Japan’s Emperor Akihito Abdicates Throne, the First in 200 years
The employment of drugs in ordinary or in large doses for their physical, chemic, or physiologic action is a procedure so well established in therapeutics, and so well borne out in the common experience of all ages, that a defence of such a rational use of remedies is not necessary.
The question of the natural limitations of such a line of therapy is a pertinent one, however.
From time to time new theories have arisen, tending either to limit or to eliminate such a use of drugs. These theories or systems of therapeutics usually possess some degree of truth and one-sided merit, but they unite in a superlative elaboration of the symptomatology of disease processes as a guide in the selection of the indicated remedy, and they minimize the known physiologic actions as an indication towards the selection of the proper drug to meet the pathologic change underlying the symptomatology.

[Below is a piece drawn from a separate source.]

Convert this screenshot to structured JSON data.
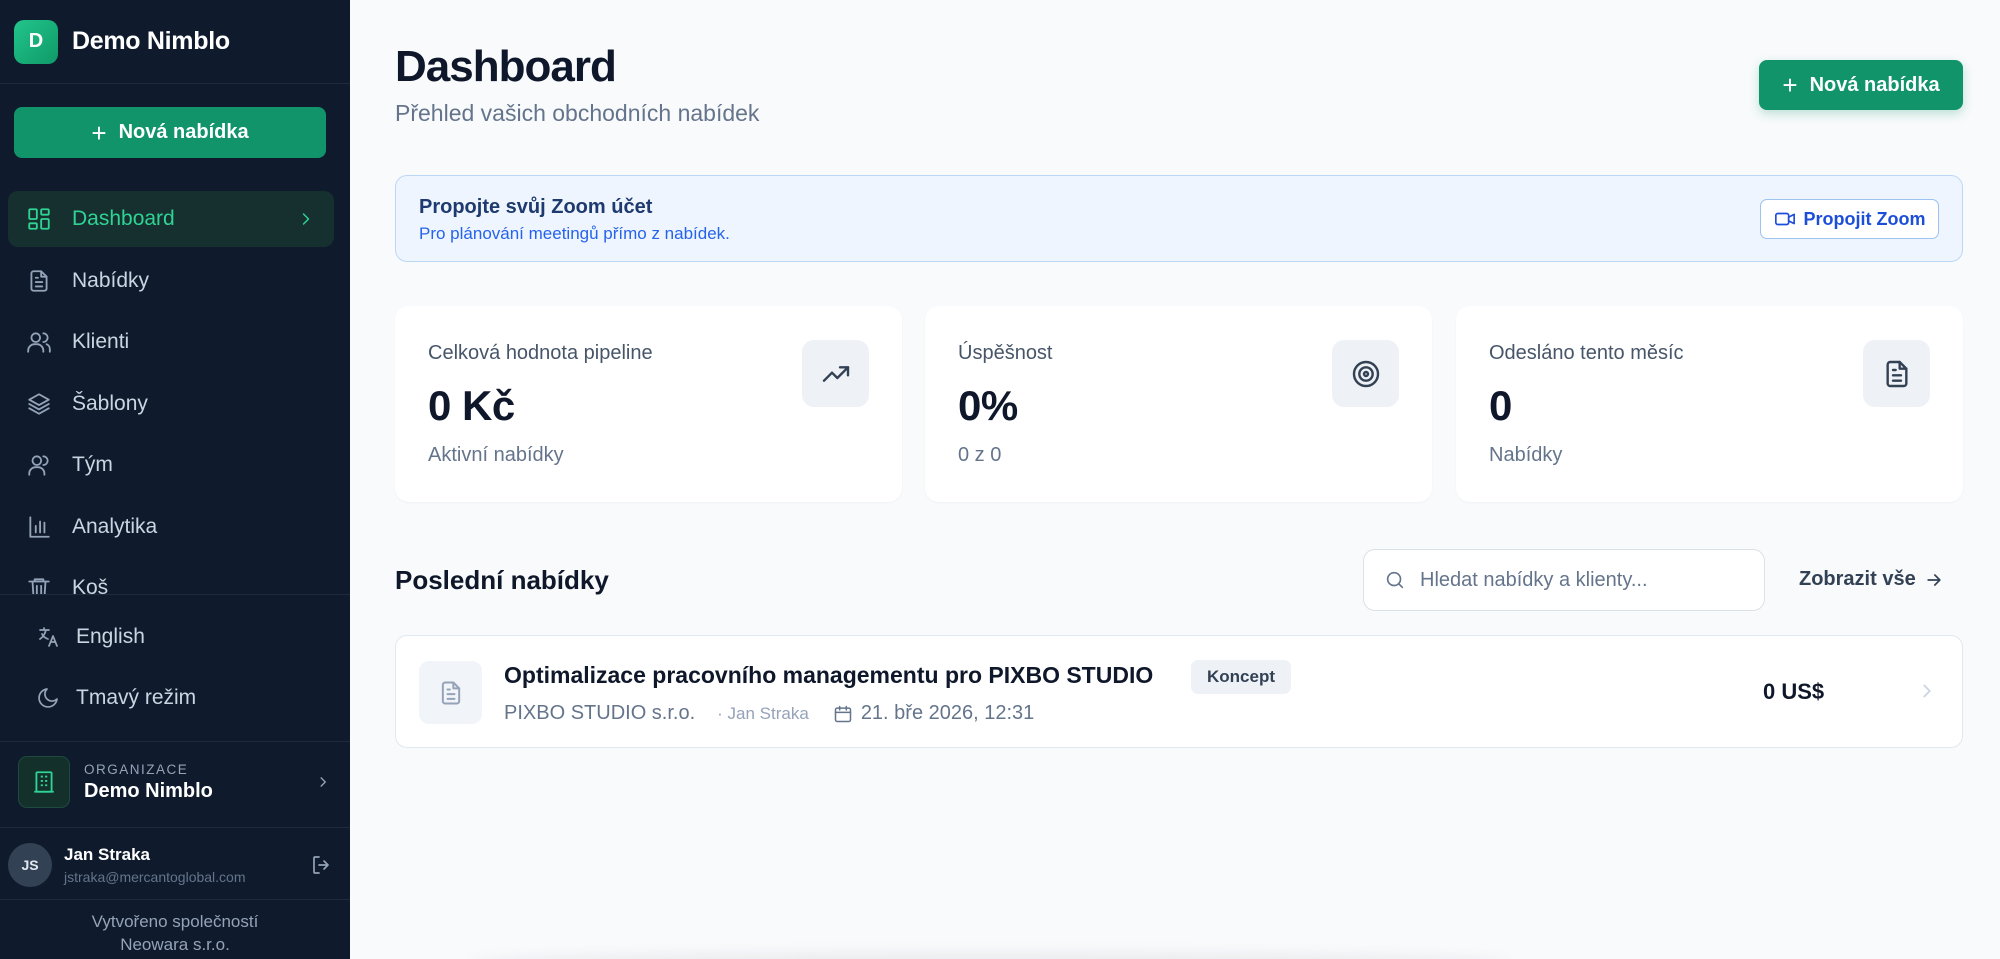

Like the systems and theories of other branches of science, these well-meant efforts need not meet with pedantic condemnation, especially since certain abuses and overstatements have been corrected and our therapeutics tempered by reason of the discussions engendered by them. What, then, are the limitations naturally surrounding our use of remedies in the usual doses of the books and for their generally recognized physiologic actions?